My days have been filled with travel, hotels, Harry Potter, rented houses, pools, and today, the beach. All of us are having a wonderful time and my inability to come up with ideas for blog posts is in no way affecting my enjoyment of this time with my family. The mental break from thinking about communications as often as I do might even be good for me!

Today, while I sat in the sun, watching my kids play in the sand and swimming in the ocean, I realized not for the first time that nothing in my life is better than this. We’ve spent a lot of money to fly down here and spend a day at Universal Studios (more perhaps than this humble blogger should be spending), and every bit of it has been special and memorable. But playing together, as a family, on this beach is better than anything else that we’ll do on this trip.

My family is easily the most important part of my life. Spending special time with them like this, whether at home or on a faraway beach, is the quickest way for me to realize that my life is great. I’m fortunate that I have them and also that I can slow down enough to realize that they are what really matter – nothing else compares.

When we focus on what really matters we do the work that has the greatest impact. We reach our audience more directly. We cut through the distractions and do what produces results. We find happiness.

To put this to use, ask yourself questions like these:

• What is the one point I want to make here? Have I made it? Is it clear?
• What is the one thing my business does exceptionally well? Are we focused on doing that or something else?
• What is the one thing I could do today that makes me happiest?
• What’s the one thing my customers are asking for that I’m not currently providing? Can we change that?
• What’s the most important relationship in my life? Am I treating it like it’s the most important?

Keep it simple – focus on what matters most and make sure your life is centred on these things, first and foremost.

Was this helpful? What other ideas do you have? Please leave me a comment or send me a message.

You’ve got to see this video!

Tuesday, April 3, 2012 | | 0 comments

When we see this message attached to the same video, posted and emailed many times over, we know it’s in the process of going viral.

The latest (at least within my group of contacts) is of a teenage opera singer named Jonathan Antoine (one half of the duet Charlotte and Jonathan) singing The Prayer on Britain’s Got Talent.

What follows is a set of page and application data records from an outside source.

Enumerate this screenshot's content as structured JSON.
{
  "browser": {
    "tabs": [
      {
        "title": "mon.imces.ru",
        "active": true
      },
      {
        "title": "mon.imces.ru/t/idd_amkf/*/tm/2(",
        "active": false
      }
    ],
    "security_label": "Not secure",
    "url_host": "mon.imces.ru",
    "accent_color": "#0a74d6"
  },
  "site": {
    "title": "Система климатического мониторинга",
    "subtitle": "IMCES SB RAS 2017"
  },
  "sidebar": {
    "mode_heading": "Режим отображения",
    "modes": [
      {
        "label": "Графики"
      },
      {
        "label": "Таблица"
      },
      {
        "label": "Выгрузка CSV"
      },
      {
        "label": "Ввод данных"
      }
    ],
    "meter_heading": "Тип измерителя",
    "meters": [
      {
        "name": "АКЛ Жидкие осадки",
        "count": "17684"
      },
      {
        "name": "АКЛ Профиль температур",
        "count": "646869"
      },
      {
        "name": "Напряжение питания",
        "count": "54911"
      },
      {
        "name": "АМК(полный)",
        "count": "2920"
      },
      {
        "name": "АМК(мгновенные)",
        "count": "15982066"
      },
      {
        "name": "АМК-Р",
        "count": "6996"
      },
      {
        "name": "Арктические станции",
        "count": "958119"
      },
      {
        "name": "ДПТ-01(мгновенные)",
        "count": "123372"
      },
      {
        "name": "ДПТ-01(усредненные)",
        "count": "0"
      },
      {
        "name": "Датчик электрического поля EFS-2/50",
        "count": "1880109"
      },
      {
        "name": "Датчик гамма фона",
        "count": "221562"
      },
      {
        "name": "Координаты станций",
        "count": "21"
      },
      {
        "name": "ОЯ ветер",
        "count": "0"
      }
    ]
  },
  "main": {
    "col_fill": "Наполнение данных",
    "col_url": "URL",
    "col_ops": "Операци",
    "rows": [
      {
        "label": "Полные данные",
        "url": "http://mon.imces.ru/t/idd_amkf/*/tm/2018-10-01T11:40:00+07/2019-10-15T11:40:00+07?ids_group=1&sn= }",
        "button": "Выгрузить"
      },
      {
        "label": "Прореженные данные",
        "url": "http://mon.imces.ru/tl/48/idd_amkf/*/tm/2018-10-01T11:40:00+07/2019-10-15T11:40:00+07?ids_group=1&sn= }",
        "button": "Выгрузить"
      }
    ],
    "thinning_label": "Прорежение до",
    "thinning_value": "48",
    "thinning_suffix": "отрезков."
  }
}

In the video, we learn that Antoine has had to deal with damaging comments about his size and, not surprisingly, he completely lacks confidence. We see the judges and the show’s audience barely able to contain their laughter when he walks onstage. It’s an awful moment, but when Antoine sings, the audience is shocked to hear his incredible voice. Few, if any, who watch the video, would not be moved.

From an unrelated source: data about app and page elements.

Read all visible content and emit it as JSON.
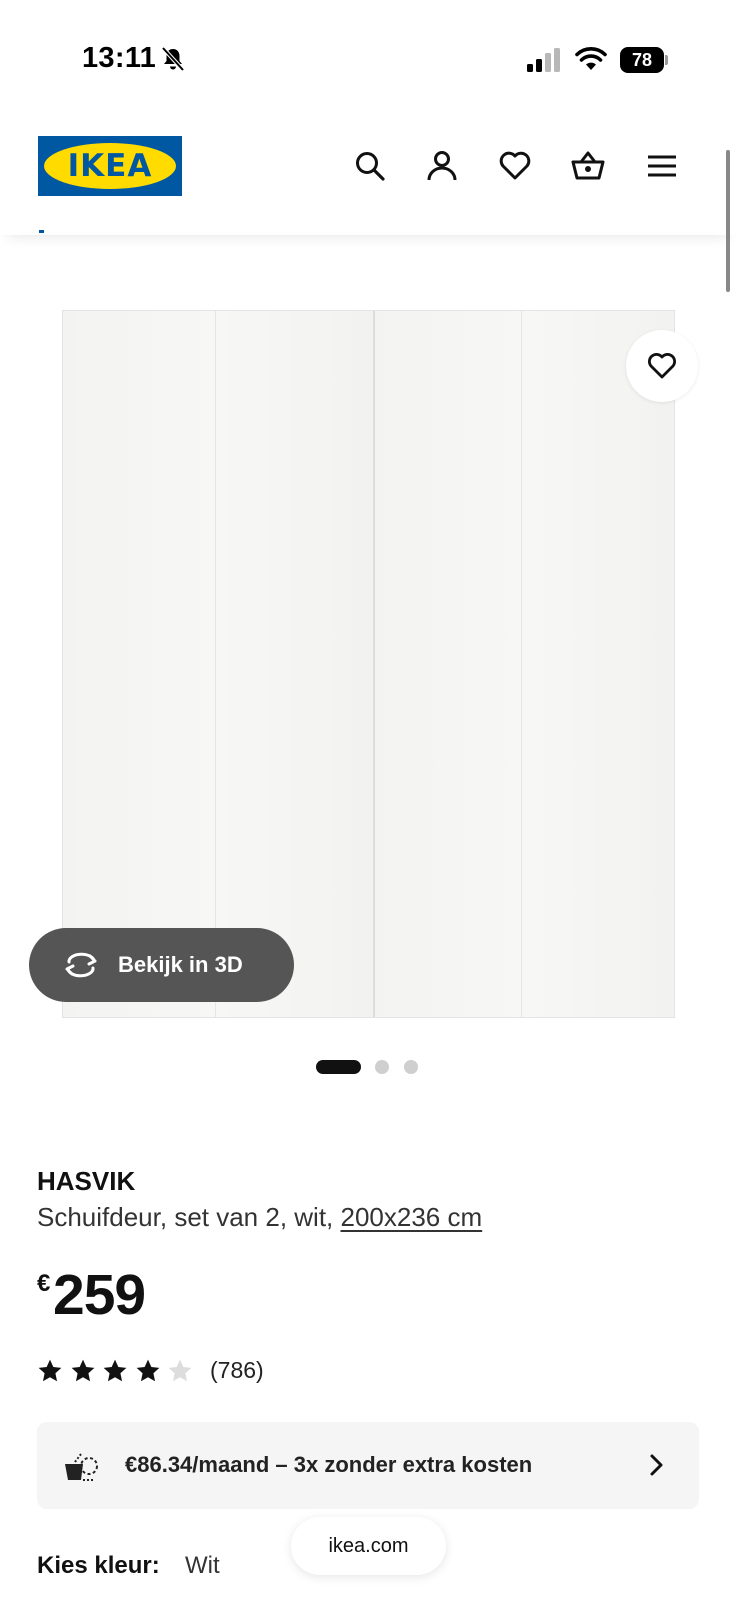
{
  "status_bar": {
    "time": "13:11",
    "battery": "78",
    "icons": [
      "bell-slash-icon",
      "signal-icon",
      "wifi-icon",
      "battery-icon"
    ]
  },
  "header": {
    "logo_text": "IKEA",
    "icons": [
      "search-icon",
      "account-icon",
      "heart-icon",
      "basket-icon",
      "menu-icon"
    ],
    "colors": {
      "logo_blue": "#0058a3",
      "logo_yellow": "#ffdb00"
    }
  },
  "gallery": {
    "view_3d_label": "Bekijk in 3D",
    "active_slide": 1,
    "slide_count": 3
  },
  "product": {
    "name": "HASVIK",
    "description": "Schuifdeur, set van 2, wit, ",
    "dimensions": "200x236 cm",
    "currency": "€",
    "price": "259",
    "rating": 4,
    "rating_max": 5,
    "review_count": "(786)"
  },
  "payment": {
    "text": "€86.34/maand – 3x zonder extra kosten"
  },
  "color_select": {
    "label": "Kies kleur:",
    "value": "Wit"
  },
  "browser": {
    "url": "ikea.com"
  }
}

Why does a video like this go viral? It’s not because we’ve never seen a performance that exceeds our expectations so outrageously - that may have been Susan Boyle on the same show in 2009. But what we react to, what we feel so compelled to share with everyone we know, is the story of someone we discount at first glance that has the ability to amaze us. That’s what we find remarkable.

Most of us don’t know the pain of a lifetime of having people laugh at you, but we know insecurity and doubt. We know the feeling of being judged (both figuratively and literally in this example) and we know how tough it is to even make the grade, let alone amaze an audience, when no one believes we can.

We cheer for Jonathan Antoine because he’s done what we didn’t believe he could. And he does it despite longer odds than most of us face. He’s an underdog and he came through.

The video goes viral because it’s so human.

And more than going viral, it encourages all of us to take chances. It reminds us that no matter what our circumstances, we should never allow self doubt to stop us from getting on our stage and showing the world what we can do.

Do you have a story to tell? It may seem like no one wants to hear it, but if you tell it well, there’s a chance the world will stop what they’re doing and want to share it with everyone they know.

Go for it.

What did you think of Jonathan Antoine? Did the video inspire you? Leave me a comment or send me a message, I’d love to hear your thoughts.